- **Action item**
Exact copy required. Repeat the records, but keep the pictures out.
*** Opening of Provided records ***
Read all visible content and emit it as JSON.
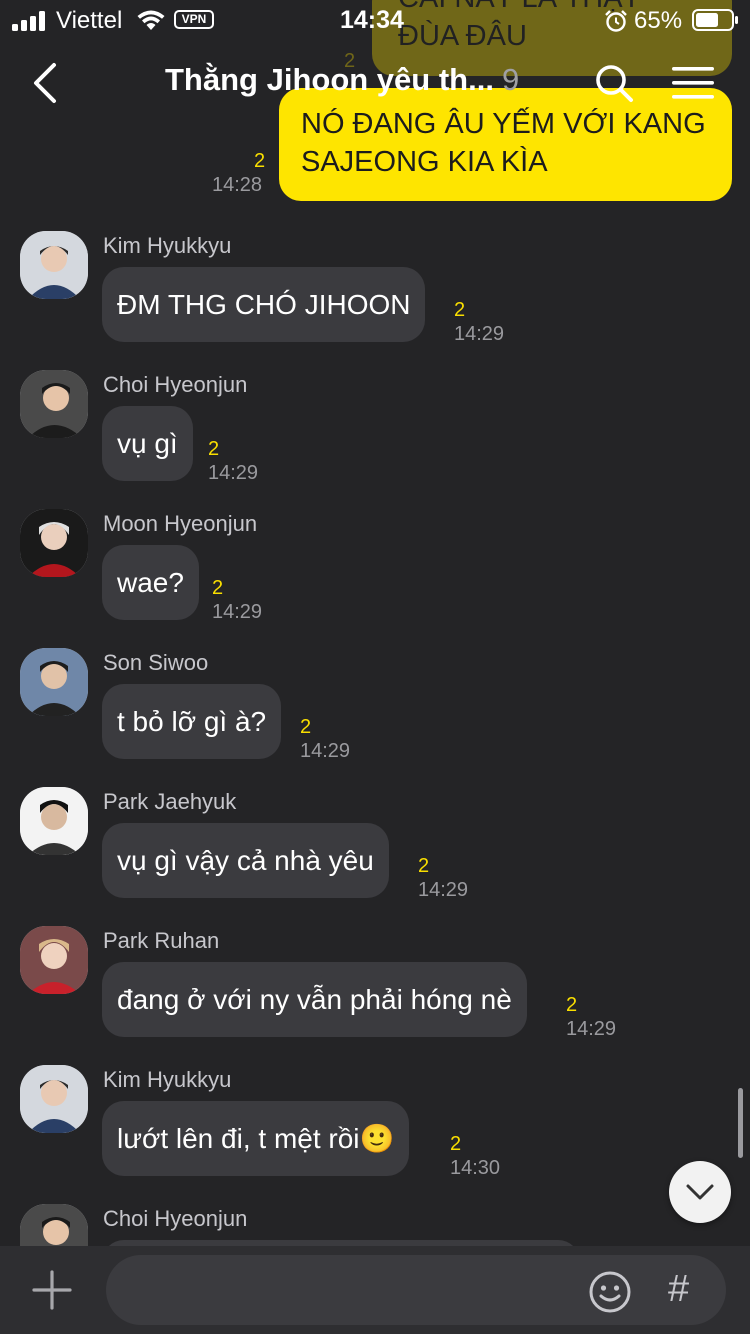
{
  "status_bar": {
    "carrier": "Viettel",
    "vpn": "VPN",
    "time": "14:34",
    "battery": "65%"
  },
  "header": {
    "title": "Thằng Jihoon yêu th...",
    "member_count": "9"
  },
  "top_clipped_message": {
    "line1": "CÁI NÀY LÀ THẬT",
    "line2": "ĐÙA ĐÂU",
    "read_count": "2"
  },
  "outgoing_message": {
    "line1": "NÓ ĐANG ÂU YẾM VỚI KANG",
    "line2": "SAJEONG KIA KÌA",
    "read_count": "2",
    "time": "14:28"
  },
  "messages": [
    {
      "sender": "Kim Hyukkyu",
      "text": "ĐM THG CHÓ JIHOON",
      "read_count": "2",
      "time": "14:29"
    },
    {
      "sender": "Choi Hyeonjun",
      "text": "vụ gì",
      "read_count": "2",
      "time": "14:29"
    },
    {
      "sender": "Moon Hyeonjun",
      "text": "wae?",
      "read_count": "2",
      "time": "14:29"
    },
    {
      "sender": "Son Siwoo",
      "text": "t bỏ lỡ gì à?",
      "read_count": "2",
      "time": "14:29"
    },
    {
      "sender": "Park Jaehyuk",
      "text": "vụ gì vậy cả nhà yêu",
      "read_count": "2",
      "time": "14:29"
    },
    {
      "sender": "Park Ruhan",
      "text": "đang ở với ny vẫn phải hóng nè",
      "read_count": "2",
      "time": "14:29"
    },
    {
      "sender": "Kim Hyukkyu",
      "text": "lướt lên đi, t mệt rồi🙂",
      "read_count": "2",
      "time": "14:30"
    },
    {
      "sender": "Choi Hyeonjun",
      "text": "",
      "read_count": "",
      "time": ""
    }
  ],
  "input": {
    "placeholder": "",
    "hash_label": "#"
  },
  "colors": {
    "background": "#242426",
    "outgoing_bubble": "#fee500",
    "incoming_bubble": "#3b3b3f",
    "read_count": "#f9de00"
  }
}
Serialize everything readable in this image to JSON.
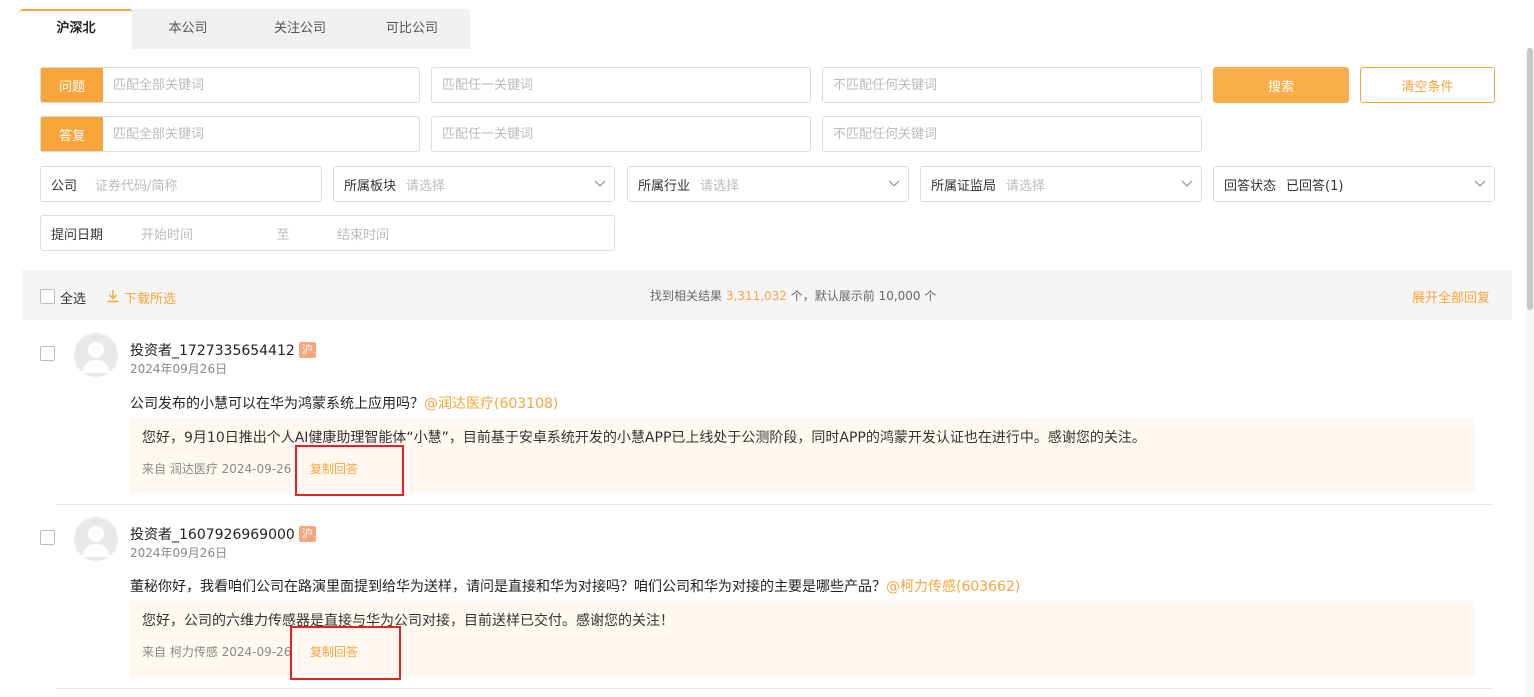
{
  "tabs": [
    "沪深北",
    "本公司",
    "关注公司",
    "可比公司"
  ],
  "question_filter": {
    "tag": "问题",
    "all_placeholder": "匹配全部关键词",
    "any_placeholder": "匹配任一关键词",
    "none_placeholder": "不匹配任何关键词"
  },
  "answer_filter": {
    "tag": "答复",
    "all_placeholder": "匹配全部关键词",
    "any_placeholder": "匹配任一关键词",
    "none_placeholder": "不匹配任何关键词"
  },
  "buttons": {
    "search": "搜索",
    "clear": "清空条件"
  },
  "filters": {
    "company_label": "公司",
    "company_placeholder": "证券代码/简称",
    "sector_label": "所属板块",
    "sector_placeholder": "请选择",
    "industry_label": "所属行业",
    "industry_placeholder": "请选择",
    "regulator_label": "所属证监局",
    "regulator_placeholder": "请选择",
    "status_label": "回答状态",
    "status_value": "已回答(1)",
    "date_label": "提问日期",
    "date_start": "开始时间",
    "date_to": "至",
    "date_end": "结束时间"
  },
  "results_bar": {
    "select_all": "全选",
    "download": "下载所选",
    "found_prefix": "找到相关结果",
    "found_count": "3,311,032",
    "found_suffix": "个，默认展示前 10,000 个",
    "expand_all": "展开全部回复"
  },
  "items": [
    {
      "user": "投资者_1727335654412",
      "market_badge": "沪",
      "date": "2024年09月26日",
      "question": "公司发布的小慧可以在华为鸿蒙系统上应用吗？",
      "company_mention": "@润达医疗(603108)",
      "answer": "您好，9月10日推出个人AI健康助理智能体“小慧”，目前基于安卓系统开发的小慧APP已上线处于公测阶段，同时APP的鸿蒙开发认证也在进行中。感谢您的关注。",
      "from": "来自 润达医疗 2024-09-26",
      "copy": "复制回答"
    },
    {
      "user": "投资者_1607926969000",
      "market_badge": "沪",
      "date": "2024年09月26日",
      "question": "董秘你好，我看咱们公司在路演里面提到给华为送样，请问是直接和华为对接吗？咱们公司和华为对接的主要是哪些产品？",
      "company_mention": "@柯力传感(603662)",
      "answer": "您好，公司的六维力传感器是直接与华为公司对接，目前送样已交付。感谢您的关注！",
      "from": "来自 柯力传感 2024-09-26",
      "copy": "复制回答"
    }
  ],
  "colors": {
    "accent": "#f7a43a",
    "highlight_box": "#e32222",
    "answer_bg": "#fff8f0"
  }
}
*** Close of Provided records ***
- **Problem solution**
Read all visible content and emit it as JSON.
{
  "status_bar": {
    "carrier": "Viettel",
    "vpn": "VPN",
    "time": "14:34",
    "battery": "65%"
  },
  "header": {
    "title": "Thằng Jihoon yêu th...",
    "member_count": "9"
  },
  "top_clipped_message": {
    "line1": "CÁI NÀY LÀ THẬT",
    "line2": "ĐÙA ĐÂU",
    "read_count": "2"
  },
  "outgoing_message": {
    "line1": "NÓ ĐANG ÂU YẾM VỚI KANG",
    "line2": "SAJEONG KIA KÌA",
    "read_count": "2",
    "time": "14:28"
  },
  "messages": [
    {
      "sender": "Kim Hyukkyu",
      "text": "ĐM THG CHÓ JIHOON",
      "read_count": "2",
      "time": "14:29"
    },
    {
      "sender": "Choi Hyeonjun",
      "text": "vụ gì",
      "read_count": "2",
      "time": "14:29"
    },
    {
      "sender": "Moon Hyeonjun",
      "text": "wae?",
      "read_count": "2",
      "time": "14:29"
    },
    {
      "sender": "Son Siwoo",
      "text": "t bỏ lỡ gì à?",
      "read_count": "2",
      "time": "14:29"
    },
    {
      "sender": "Park Jaehyuk",
      "text": "vụ gì vậy cả nhà yêu",
      "read_count": "2",
      "time": "14:29"
    },
    {
      "sender": "Park Ruhan",
      "text": "đang ở với ny vẫn phải hóng nè",
      "read_count": "2",
      "time": "14:29"
    },
    {
      "sender": "Kim Hyukkyu",
      "text": "lướt lên đi, t mệt rồi🙂",
      "read_count": "2",
      "time": "14:30"
    },
    {
      "sender": "Choi Hyeonjun",
      "text": "",
      "read_count": "",
      "time": ""
    }
  ],
  "input": {
    "placeholder": "",
    "hash_label": "#"
  },
  "colors": {
    "background": "#242426",
    "outgoing_bubble": "#fee500",
    "incoming_bubble": "#3b3b3f",
    "read_count": "#f9de00"
  }
}
Serialize everything readable in this image to JSON.
{
  "tabs": [
    "沪深北",
    "本公司",
    "关注公司",
    "可比公司"
  ],
  "question_filter": {
    "tag": "问题",
    "all_placeholder": "匹配全部关键词",
    "any_placeholder": "匹配任一关键词",
    "none_placeholder": "不匹配任何关键词"
  },
  "answer_filter": {
    "tag": "答复",
    "all_placeholder": "匹配全部关键词",
    "any_placeholder": "匹配任一关键词",
    "none_placeholder": "不匹配任何关键词"
  },
  "buttons": {
    "search": "搜索",
    "clear": "清空条件"
  },
  "filters": {
    "company_label": "公司",
    "company_placeholder": "证券代码/简称",
    "sector_label": "所属板块",
    "sector_placeholder": "请选择",
    "industry_label": "所属行业",
    "industry_placeholder": "请选择",
    "regulator_label": "所属证监局",
    "regulator_placeholder": "请选择",
    "status_label": "回答状态",
    "status_value": "已回答(1)",
    "date_label": "提问日期",
    "date_start": "开始时间",
    "date_to": "至",
    "date_end": "结束时间"
  },
  "results_bar": {
    "select_all": "全选",
    "download": "下载所选",
    "found_prefix": "找到相关结果",
    "found_count": "3,311,032",
    "found_suffix": "个，默认展示前 10,000 个",
    "expand_all": "展开全部回复"
  },
  "items": [
    {
      "user": "投资者_1727335654412",
      "market_badge": "沪",
      "date": "2024年09月26日",
      "question": "公司发布的小慧可以在华为鸿蒙系统上应用吗？",
      "company_mention": "@润达医疗(603108)",
      "answer": "您好，9月10日推出个人AI健康助理智能体“小慧”，目前基于安卓系统开发的小慧APP已上线处于公测阶段，同时APP的鸿蒙开发认证也在进行中。感谢您的关注。",
      "from": "来自 润达医疗 2024-09-26",
      "copy": "复制回答"
    },
    {
      "user": "投资者_1607926969000",
      "market_badge": "沪",
      "date": "2024年09月26日",
      "question": "董秘你好，我看咱们公司在路演里面提到给华为送样，请问是直接和华为对接吗？咱们公司和华为对接的主要是哪些产品？",
      "company_mention": "@柯力传感(603662)",
      "answer": "您好，公司的六维力传感器是直接与华为公司对接，目前送样已交付。感谢您的关注！",
      "from": "来自 柯力传感 2024-09-26",
      "copy": "复制回答"
    }
  ],
  "colors": {
    "accent": "#f7a43a",
    "highlight_box": "#e32222",
    "answer_bg": "#fff8f0"
  }
}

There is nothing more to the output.